Starting For The First Time
The Zenbook comes with Windows 7 Home Premium 64-bit. It also has the Bing Bar installed automatically, but this is the only "
that seems to come preinstalled on the device. I left the Bing Bar running for almost a day before it annoyed me enough to remove it (I did try to give it a fair chance).
Once you’ve started, you’ll see some information about Instant On, which theoretically is a unique Asus technology that saves power and speeds boot time for the computer. I turned it on and the default desktop widget that displays expected Standby Time doubled as a result.
Asus also has an automatic update service running, which is set up nearly identically to Windows Update. You’ll want to make sure you get the latest drivers via Asus Update, as I have heard of others having issues that were resolved by these updates. One common issue I’ve seen relates to the trackpad. It’s different from others I’ve used, as it is both more sensitive to touch and by default somewhat slower (in terms of how fast the mouse pointer moves on the screen based on how far you move your finger – adjustable in Windows). The left and right "
are actually just regions on the touchpad, too, and so occasionally I’ve accidentally dragged things as I was trying to click. These are I’m sure just things I need to get used to. I’ve also read others’ complaints about the keyboard. It, too, is different from most laptop keyboards I’ve used, but I haven’t had any problems with it, and I’m a relatively fast touch typist. It requires some getting used to, just like riding a new and unfamiliar bicycle, but once you’re acclimated to it, it’s fine in my so far limited experience.
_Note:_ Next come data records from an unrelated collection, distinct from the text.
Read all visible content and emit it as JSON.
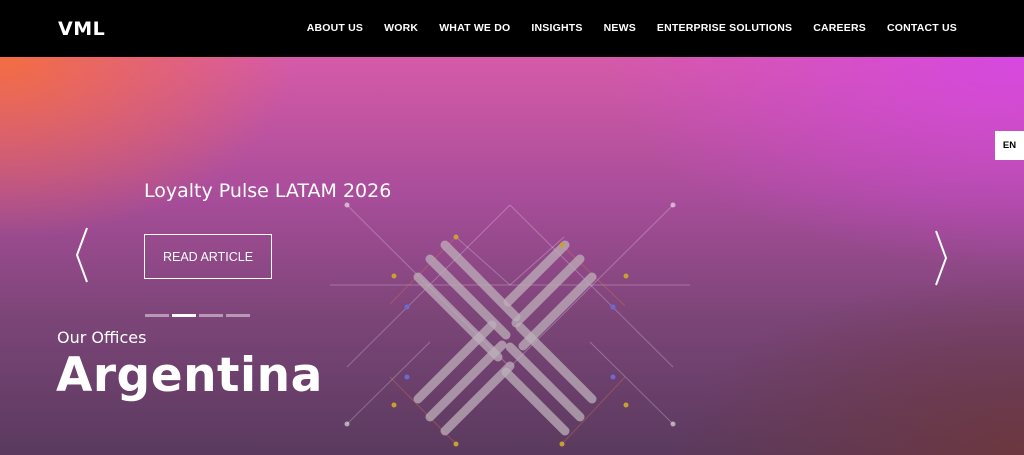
{
  "header": {
    "logo": "VML",
    "nav": [
      "ABOUT US",
      "WORK",
      "WHAT WE DO",
      "INSIGHTS",
      "NEWS",
      "ENTERPRISE SOLUTIONS",
      "CAREERS",
      "CONTACT US"
    ]
  },
  "language": "EN",
  "slider": {
    "title": "Loyalty Pulse LATAM 2026",
    "cta": "READ ARTICLE",
    "slide_count": 4,
    "active_index": 1
  },
  "office": {
    "label": "Our Offices",
    "name": "Argentina"
  },
  "colors": {
    "nav_bg": "#000000",
    "accent_orange": "#f56e3c",
    "accent_magenta": "#d746e6",
    "text": "#ffffff"
  }
}
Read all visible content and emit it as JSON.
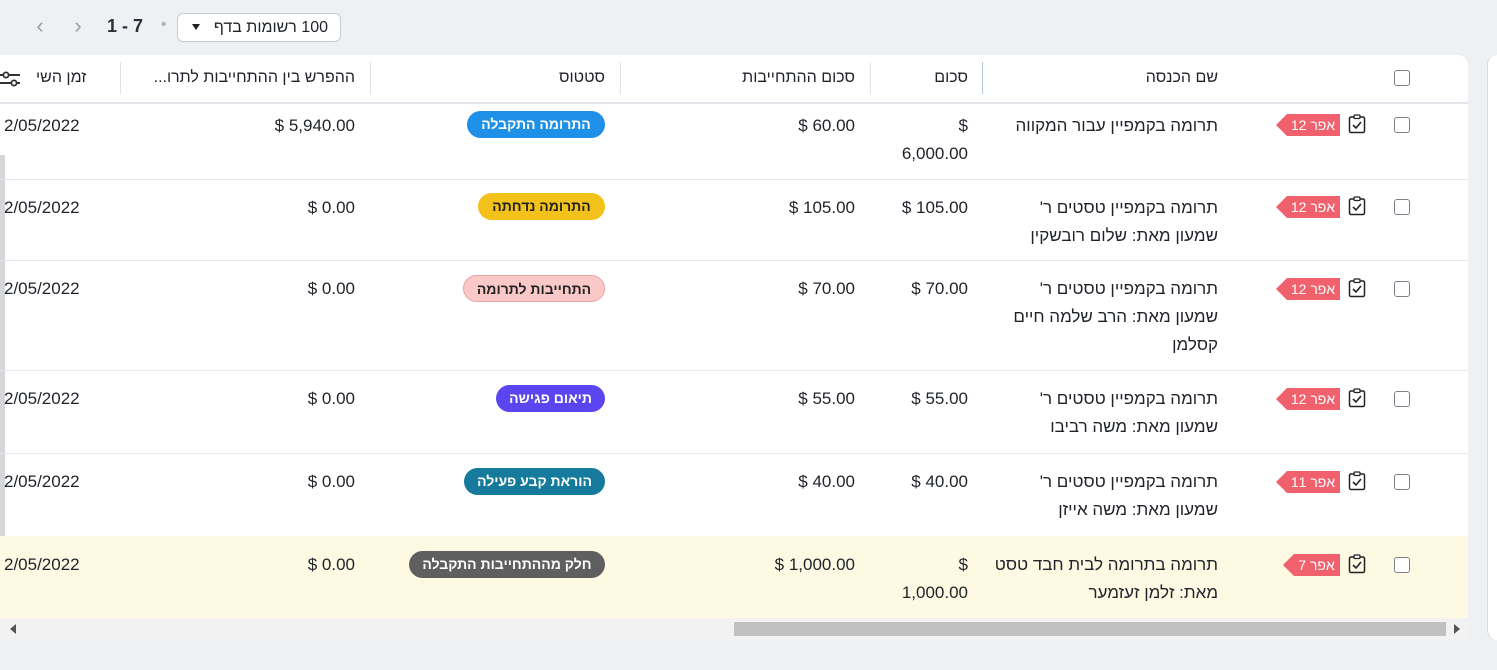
{
  "pagination": {
    "range": "1 - 7",
    "per_page": "100 רשומות בדף"
  },
  "columns": {
    "income_name": "שם הכנסה",
    "amount": "סכום",
    "commitment_amount": "סכום ההתחייבות",
    "status": "סטטוס",
    "difference": "ההפרש בין ההתחייבות לתרו...",
    "time": "זמן השי"
  },
  "rows": [
    {
      "date_tag": "אפר 12",
      "name_line1": "תרומה בקמפיין עבור המקווה",
      "name_line2": "",
      "name_line3": "",
      "amount_line1": "$",
      "amount_line2": "6,000.00",
      "commitment": "60.00 $",
      "status": "התרומה התקבלה",
      "status_bg": "#1e90e8",
      "status_fg": "#ffffff",
      "difference": "5,940.00 $",
      "date": "2/05/2022"
    },
    {
      "date_tag": "אפר 12",
      "name_line1": "תרומה בקמפיין טסטים ר'",
      "name_line2": "שמעון מאת: שלום רובשקין",
      "name_line3": "",
      "amount_line1": "105.00 $",
      "amount_line2": "",
      "commitment": "105.00 $",
      "status": "התרומה נדחתה",
      "status_bg": "#f2c21a",
      "status_fg": "#222222",
      "difference": "0.00 $",
      "date": "2/05/2022"
    },
    {
      "date_tag": "אפר 12",
      "name_line1": "תרומה בקמפיין טסטים ר'",
      "name_line2": "שמעון מאת: הרב שלמה חיים",
      "name_line3": "קסלמן",
      "amount_line1": "70.00 $",
      "amount_line2": "",
      "commitment": "70.00 $",
      "status": "התחייבות לתרומה",
      "status_bg": "#fbc8c8",
      "status_fg": "#222222",
      "difference": "0.00 $",
      "date": "2/05/2022"
    },
    {
      "date_tag": "אפר 12",
      "name_line1": "תרומה בקמפיין טסטים ר'",
      "name_line2": "שמעון מאת: משה רביבו",
      "name_line3": "",
      "amount_line1": "55.00 $",
      "amount_line2": "",
      "commitment": "55.00 $",
      "status": "תיאום פגישה",
      "status_bg": "#5b45f0",
      "status_fg": "#ffffff",
      "difference": "0.00 $",
      "date": "2/05/2022"
    },
    {
      "date_tag": "אפר 11",
      "name_line1": "תרומה בקמפיין טסטים ר'",
      "name_line2": "שמעון מאת: משה אייזן",
      "name_line3": "",
      "amount_line1": "40.00 $",
      "amount_line2": "",
      "commitment": "40.00 $",
      "status": "הוראת קבע פעילה",
      "status_bg": "#157a9b",
      "status_fg": "#ffffff",
      "difference": "0.00 $",
      "date": "2/05/2022"
    },
    {
      "date_tag": "אפר 7",
      "name_line1": "תרומה בתרומה לבית חבד טסט",
      "name_line2": "מאת: זלמן זעזמער",
      "name_line3": "",
      "amount_line1": "$",
      "amount_line2": "1,000.00",
      "commitment": "1,000.00 $",
      "status": "חלק מההתחייבות התקבלה",
      "status_bg": "#5f5f5f",
      "status_fg": "#ffffff",
      "difference": "0.00 $",
      "date": "2/05/2022"
    }
  ]
}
The one other oddity I noticed so far is that the power button is placed where the Delete button usually goes (and the delete key is just to the left of the power key). I almost, once, hit the power button while going for the delete key. I’m pretty sure it just would have gone to sleep (which it does quite quickly) and I’d have simply had to wake it back up (also very quick), but I caught myself and have had no issue with remembering where the del key is since.
Disclosure of Material Connection: I received one or more of the products or services mentioned above for free in the hope that I would mention it on my blog. Regardless, I only recommend products or services I use personally and believe my readers will enjoy. I am disclosing this in accordance with the Federal Trade Commission’s 16 CFR, Part 255: "
Guides Concerning the Use of Endorsements and Testimonials in Advertising."
Here’s another review of the Zenbook on CNET you may find interesting if you read this far. I agree with their sentiment, "
who doesn't want a thin, unibody metal lightweight laptop that starts fast and has a great battery life?"
Steve Smith is a Senior Architect with The Code Project and CTO of Lake Quincy Media. He's mainly responsible for development of AdSignia, a custom-built online advertising platform used by The Code Project and hundreds of other developer sites whose ads are managed by Lake Quincy Media.
Steve is very active in the Microsoft developer community, and is a Microsoft Regional Director and MVP. He has been a regular conference speaker since 2001 and has written or contributed to several books on software development, including 97 Things Every Programmer Should Know. Steve founded and coordinates a software craftsmanship user group in northeast Ohio (HudsonSC.com).
Steve is passionate about software craftsmanship and architecture and design best practices. He enjoys helping fellow programmers achieve their own "ah-ha" moments through speaking, his blog (http://SteveSmithBlog.com), videos, and other opportunities. Before joining The Code Project, Steve founded NimblePros, an agile consulting shop focused on software craftsmanship through their work, training, and tools designed to help developers deliver better software.
Steve lives in Kent, Ohio with his wife Michelle, daughter Ilyana, and son Nikita. He enjoys biking, swimming, karate, and all manner of games when he is not immersed in the latest developments in software.